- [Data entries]
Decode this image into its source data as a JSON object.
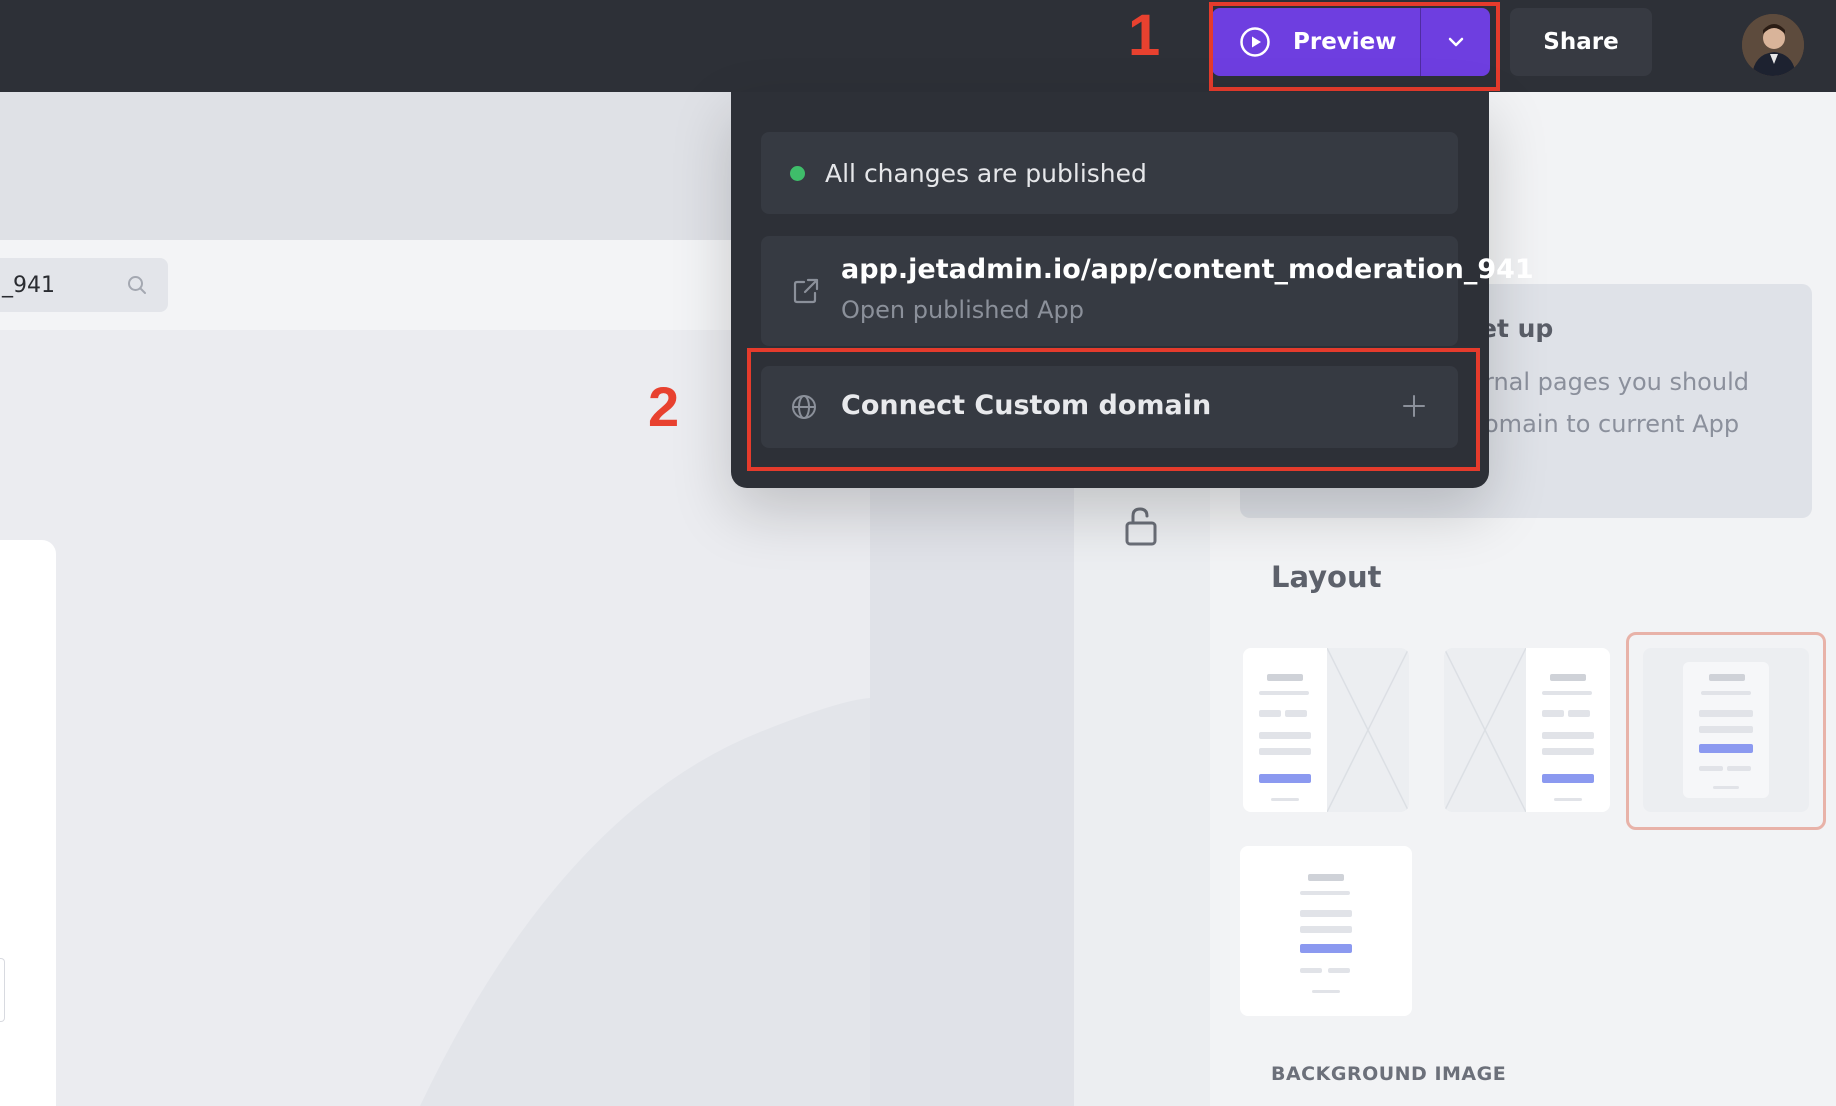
{
  "header": {
    "preview_label": "Preview",
    "share_label": "Share"
  },
  "annotations": {
    "step1": "1",
    "step2": "2"
  },
  "canvas": {
    "search_value": "_941"
  },
  "publish_menu": {
    "status_text": "All changes are published",
    "app_url": "app.jetadmin.io/app/content_moderation_941",
    "open_label": "Open published App",
    "custom_domain_label": "Connect Custom domain"
  },
  "side_panel": {
    "info_title_fragment": "et up",
    "info_line_1": "rnal pages you should",
    "info_line_2": "omain to current App",
    "layout_title": "Layout",
    "background_image_title": "BACKGROUND IMAGE",
    "selected_layout": 3
  },
  "colors": {
    "accent": "#6e3ee0",
    "highlight": "#e53b2c",
    "status_published": "#3fbd6a"
  }
}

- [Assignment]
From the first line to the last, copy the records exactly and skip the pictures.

- [Solution below]
Decode this image into its source data as a JSON object.
{
  "header": {
    "preview_label": "Preview",
    "share_label": "Share"
  },
  "annotations": {
    "step1": "1",
    "step2": "2"
  },
  "canvas": {
    "search_value": "_941"
  },
  "publish_menu": {
    "status_text": "All changes are published",
    "app_url": "app.jetadmin.io/app/content_moderation_941",
    "open_label": "Open published App",
    "custom_domain_label": "Connect Custom domain"
  },
  "side_panel": {
    "info_title_fragment": "et up",
    "info_line_1": "rnal pages you should",
    "info_line_2": "omain to current App",
    "layout_title": "Layout",
    "background_image_title": "BACKGROUND IMAGE",
    "selected_layout": 3
  },
  "colors": {
    "accent": "#6e3ee0",
    "highlight": "#e53b2c",
    "status_published": "#3fbd6a"
  }
}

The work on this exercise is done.